> [WHAT IS REQUIRED] Give back the full data, retyped precisely.

Website and app data records
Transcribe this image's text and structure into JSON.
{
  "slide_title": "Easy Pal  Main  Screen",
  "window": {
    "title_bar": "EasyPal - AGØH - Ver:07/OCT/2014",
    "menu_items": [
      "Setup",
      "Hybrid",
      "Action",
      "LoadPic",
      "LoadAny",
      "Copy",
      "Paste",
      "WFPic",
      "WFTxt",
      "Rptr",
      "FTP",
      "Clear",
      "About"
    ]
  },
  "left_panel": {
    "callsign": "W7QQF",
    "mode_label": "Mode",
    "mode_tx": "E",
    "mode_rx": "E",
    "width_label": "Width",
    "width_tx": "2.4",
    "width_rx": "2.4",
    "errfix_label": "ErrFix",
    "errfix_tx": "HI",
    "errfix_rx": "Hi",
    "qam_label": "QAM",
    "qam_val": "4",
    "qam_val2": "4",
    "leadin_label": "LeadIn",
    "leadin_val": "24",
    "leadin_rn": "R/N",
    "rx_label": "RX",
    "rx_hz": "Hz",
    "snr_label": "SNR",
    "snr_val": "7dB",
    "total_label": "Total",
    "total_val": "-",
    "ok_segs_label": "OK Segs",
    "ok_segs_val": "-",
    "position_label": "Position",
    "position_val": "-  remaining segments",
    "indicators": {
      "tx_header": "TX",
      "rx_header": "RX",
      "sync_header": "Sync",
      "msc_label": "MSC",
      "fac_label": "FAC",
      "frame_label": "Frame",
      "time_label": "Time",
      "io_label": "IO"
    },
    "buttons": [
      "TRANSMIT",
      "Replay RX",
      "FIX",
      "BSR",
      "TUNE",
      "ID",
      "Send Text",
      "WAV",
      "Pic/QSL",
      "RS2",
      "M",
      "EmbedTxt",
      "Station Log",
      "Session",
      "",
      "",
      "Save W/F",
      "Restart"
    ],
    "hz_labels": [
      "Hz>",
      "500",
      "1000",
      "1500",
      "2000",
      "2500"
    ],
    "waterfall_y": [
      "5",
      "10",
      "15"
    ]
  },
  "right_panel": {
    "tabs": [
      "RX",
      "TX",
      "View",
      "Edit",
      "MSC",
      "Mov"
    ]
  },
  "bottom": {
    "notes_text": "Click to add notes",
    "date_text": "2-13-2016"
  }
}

> [OUTPUT]
Transcribe this image's text and structure into JSON.
{
  "slide_title": "Easy Pal  Main  Screen",
  "window": {
    "title_bar": "EasyPal - AGØH - Ver:07/OCT/2014",
    "menu_items": [
      "Setup",
      "Hybrid",
      "Action",
      "LoadPic",
      "LoadAny",
      "Copy",
      "Paste",
      "WFPic",
      "WFTxt",
      "Rptr",
      "FTP",
      "Clear",
      "About"
    ]
  },
  "left_panel": {
    "callsign": "W7QQF",
    "mode_label": "Mode",
    "mode_tx": "E",
    "mode_rx": "E",
    "width_label": "Width",
    "width_tx": "2.4",
    "width_rx": "2.4",
    "errfix_label": "ErrFix",
    "errfix_tx": "HI",
    "errfix_rx": "Hi",
    "qam_label": "QAM",
    "qam_val": "4",
    "qam_val2": "4",
    "leadin_label": "LeadIn",
    "leadin_val": "24",
    "leadin_rn": "R/N",
    "rx_label": "RX",
    "rx_hz": "Hz",
    "snr_label": "SNR",
    "snr_val": "7dB",
    "total_label": "Total",
    "total_val": "-",
    "ok_segs_label": "OK Segs",
    "ok_segs_val": "-",
    "position_label": "Position",
    "position_val": "-  remaining segments",
    "indicators": {
      "tx_header": "TX",
      "rx_header": "RX",
      "sync_header": "Sync",
      "msc_label": "MSC",
      "fac_label": "FAC",
      "frame_label": "Frame",
      "time_label": "Time",
      "io_label": "IO"
    },
    "buttons": [
      "TRANSMIT",
      "Replay RX",
      "FIX",
      "BSR",
      "TUNE",
      "ID",
      "Send Text",
      "WAV",
      "Pic/QSL",
      "RS2",
      "M",
      "EmbedTxt",
      "Station Log",
      "Session",
      "",
      "",
      "Save W/F",
      "Restart"
    ],
    "hz_labels": [
      "Hz>",
      "500",
      "1000",
      "1500",
      "2000",
      "2500"
    ],
    "waterfall_y": [
      "5",
      "10",
      "15"
    ]
  },
  "right_panel": {
    "tabs": [
      "RX",
      "TX",
      "View",
      "Edit",
      "MSC",
      "Mov"
    ]
  },
  "bottom": {
    "notes_text": "Click to add notes",
    "date_text": "2-13-2016"
  }
}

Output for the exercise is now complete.